The top court in Massachusetts has ruled that a state law does not apply to “upskirting.”
Massachusetts law, according to the court, “does not apply to photographing (or videotaping or electronically surveilling) persons who are fully clothed and, in particular, does not reach . . . upskirting.”
The case involved a man who allegedly took cellphone photos up the skirts of women riding the subway. According to the Boston Globe,
the 32 year old defendant had been secretly videotaping and photographing women who sat across from him wearing skirts on an MBTA trolley on two separate occasions in 2010. He allegedly aimed his cellphone camera directly between their legs.
He was charged with criminal voyeurism, a misdemeanor, in Boston Municipal Court. Under the law, prosecutors needed to prove that the women had a reasonable expectation of privacy on the train and that they were photographed while nude or partially nude. The court found that prosecutors failed to meet those requirements.
The court reasoned that “A female passenger on a MBTA trolley who is wearing a skirt, dress, or the like covering these parts of her body is not a person who is ‘partially nude,’ no matter what is or is not underneath the skirt by way of underwear or other clothing.”

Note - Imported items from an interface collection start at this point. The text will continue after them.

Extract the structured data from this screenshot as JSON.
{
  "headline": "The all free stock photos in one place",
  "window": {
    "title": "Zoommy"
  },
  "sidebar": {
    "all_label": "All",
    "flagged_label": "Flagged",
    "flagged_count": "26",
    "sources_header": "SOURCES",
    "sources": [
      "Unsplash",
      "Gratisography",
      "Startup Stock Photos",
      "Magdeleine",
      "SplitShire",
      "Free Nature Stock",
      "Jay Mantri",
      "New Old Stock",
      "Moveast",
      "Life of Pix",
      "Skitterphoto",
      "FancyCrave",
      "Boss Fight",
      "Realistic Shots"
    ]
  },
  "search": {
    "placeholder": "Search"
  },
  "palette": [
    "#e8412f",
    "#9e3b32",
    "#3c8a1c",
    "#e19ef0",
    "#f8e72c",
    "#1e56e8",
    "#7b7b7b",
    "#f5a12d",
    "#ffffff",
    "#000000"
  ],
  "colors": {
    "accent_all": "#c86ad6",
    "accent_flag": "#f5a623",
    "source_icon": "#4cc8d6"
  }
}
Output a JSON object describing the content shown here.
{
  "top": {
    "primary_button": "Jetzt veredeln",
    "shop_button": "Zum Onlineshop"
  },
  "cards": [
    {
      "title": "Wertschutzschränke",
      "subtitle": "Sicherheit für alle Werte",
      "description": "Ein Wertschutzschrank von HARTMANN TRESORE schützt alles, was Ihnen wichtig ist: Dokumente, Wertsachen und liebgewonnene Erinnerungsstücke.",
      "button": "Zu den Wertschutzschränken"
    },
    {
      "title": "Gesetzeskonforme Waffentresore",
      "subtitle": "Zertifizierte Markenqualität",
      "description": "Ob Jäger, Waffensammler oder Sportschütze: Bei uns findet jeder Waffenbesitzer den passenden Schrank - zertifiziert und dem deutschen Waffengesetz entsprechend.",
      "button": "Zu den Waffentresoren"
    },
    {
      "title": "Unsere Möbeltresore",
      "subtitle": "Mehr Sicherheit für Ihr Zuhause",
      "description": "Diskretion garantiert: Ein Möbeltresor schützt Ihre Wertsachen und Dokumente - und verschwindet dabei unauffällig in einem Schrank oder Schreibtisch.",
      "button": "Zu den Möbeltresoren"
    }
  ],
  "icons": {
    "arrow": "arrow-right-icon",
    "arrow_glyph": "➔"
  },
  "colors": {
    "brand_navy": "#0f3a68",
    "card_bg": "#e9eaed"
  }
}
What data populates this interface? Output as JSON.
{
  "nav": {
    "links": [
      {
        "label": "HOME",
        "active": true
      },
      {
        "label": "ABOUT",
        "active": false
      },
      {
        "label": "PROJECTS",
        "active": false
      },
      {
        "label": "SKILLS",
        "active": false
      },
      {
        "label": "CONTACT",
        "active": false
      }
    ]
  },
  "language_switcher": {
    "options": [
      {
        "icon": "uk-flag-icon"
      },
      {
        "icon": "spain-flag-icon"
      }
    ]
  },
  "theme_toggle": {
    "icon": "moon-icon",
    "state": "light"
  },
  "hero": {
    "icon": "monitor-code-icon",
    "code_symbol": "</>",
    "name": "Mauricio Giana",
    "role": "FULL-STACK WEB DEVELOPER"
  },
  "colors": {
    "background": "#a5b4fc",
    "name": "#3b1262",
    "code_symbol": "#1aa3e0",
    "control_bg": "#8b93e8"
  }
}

The District Attorney, Dan Conley, was quoted by the Associated Press saying that prosecutors are hoping state lawmakers will change the wording of the statute by the end of this legislative session. “What we have is not that the Supreme Judicial Court is saying this is OK,” Conley said. “The statutory language just didn’t quite fit the conduct.”